By Edward Cody
Washington Post Foreign Service
Wednesday, March 25, 2009
PARIS, March 24 -- A wave of indignation swept over France when it became known Tuesday that the head of a large auto parts company who was edged out because of poor results walked away with a severance package worth more than $4 million.
The outrage, which intensified government threats to pass a law limiting executive pay, reflected a growing sense of unease as the global financial crisis bites ever more deeply into the French economy, with unemployment surpassing 2 million and recrimination mounting against President Nicolas Sarkozy's attempt to remedy the situation by propping up ailing banks and businesses.
As it has in the United States, the issue of stratospheric compensation packages for executives who were in charge when the crisis erupted has become a rallying cry for fired workers, labor unions and politicians. Many French people, like their U.S. counterparts, have complained they are being made to pay for the greed and heedlessness shown by political and business leaders who allowed world financial markets to spin out of control.
Aware of the mounting resentment and its political implications, the government was quick to react when news spread that Thierry Morin, who left the Valeo company Monday, received a $4.1 million goodbye gift from the board of directors. The package was granted, the newspaper Liberation reported, even though the company lost more than $250 million last year, laid off about 1,600 employees in France and received nearly $25 million in government aid to weather the crisis.
The budget minister, Eric Woerth, said it was "provocative" and "abnormal" for a struggling company that received aid from the government -- and in which the government has a minority interest -- to pay out such a generous severance package to someone who was let go over what were described as "strategic differences" with the board of directors.
"Those who proceed in this manner have understood nothing," Woerth added in television interview. "They have understood nothing about the fact that public opinion can't stand it any more."
Prime Minister François Fillon, addressing reporters during a visit to Washington, said the government would invoke its 8 percent shareholder voting rights to reverse the payout. "Those who do not demonstrate a sense of responsibility endanger our whole social and economic system," he said, according to the Reuters news service.
Jean-François Copé, parliamentary leader of Sarkozy's Union for a Popular Movement, said members of the majority in Parliament were getting closer every day to writing a law to cap executive pay. Claude Bartolone, a member from the opposition Socialist Party, said a law is necessary immediately, adding, "Enough is enough."
The government has been threatening such a law since last week when Societe Generale, one of the largest French banks, announced it was awarding stock options at favorable rates to four senior executives.
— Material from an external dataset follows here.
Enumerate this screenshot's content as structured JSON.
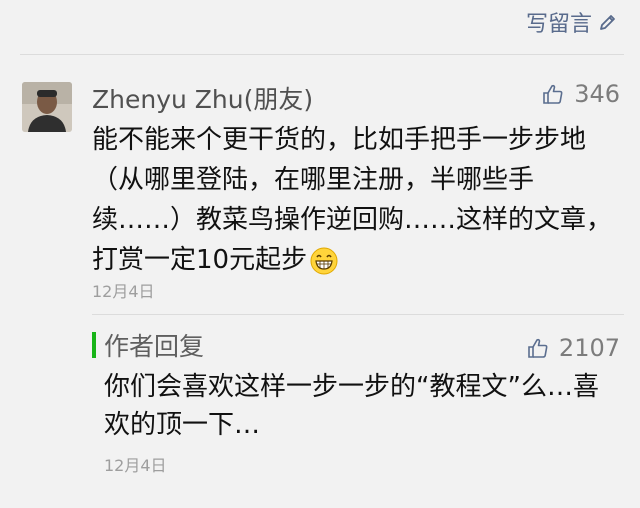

The bank lost $6 billion in 2008 -- partly because of a maverick trader who registered billions in losses before he was discovered -- and has received more than $2 billion in government aid since the crisis struck in September.
"It is high time that Societe Generale rhyme a little more with general interest," said Finance Minister Christine Lagarde in a pun. She said her ministry was thinking about a law banning such options.
"Visibly, some people have trouble understanding what has been said," Sarkozy said Friday. "If you think I am aiming at a banking institution in the news, that's exactly it."
In the face of such high-level criticism, the bank executives announced Monday that they were renouncing the stock options.
Sarkozy has been calling for restrictions on the way financial traders and their superiors are compensated. The present system, he complained, encourages risk and fails to hold to account those who make bad gambles or allow reckless trades.
As the crisis spread through the French and European banking system, Sarkozy called on France's main industrial lobby, the Movement of Business in France, to draw up a new code of conduct by April or face government-imposed controls. But Laurence Parisot, who heads the group, said she was powerless to tell businesses whether they could or could not issue stock options. At the same time, she pledged that the group would come up with a response for Sarkozy before the deadline next week.
As political figures voiced their outrage Tuesday, however, she appeared to change her approach, at least as it applied to Morin.
"France's business grouping does not recognize itself in the behavior of an executive who tramples this way the general interest of his company, who has contempt for its employees, who ridicules its medium and small business partners, and notably the medium and small businesses that supply his company, and who tramples our governance code," she said at a news conference.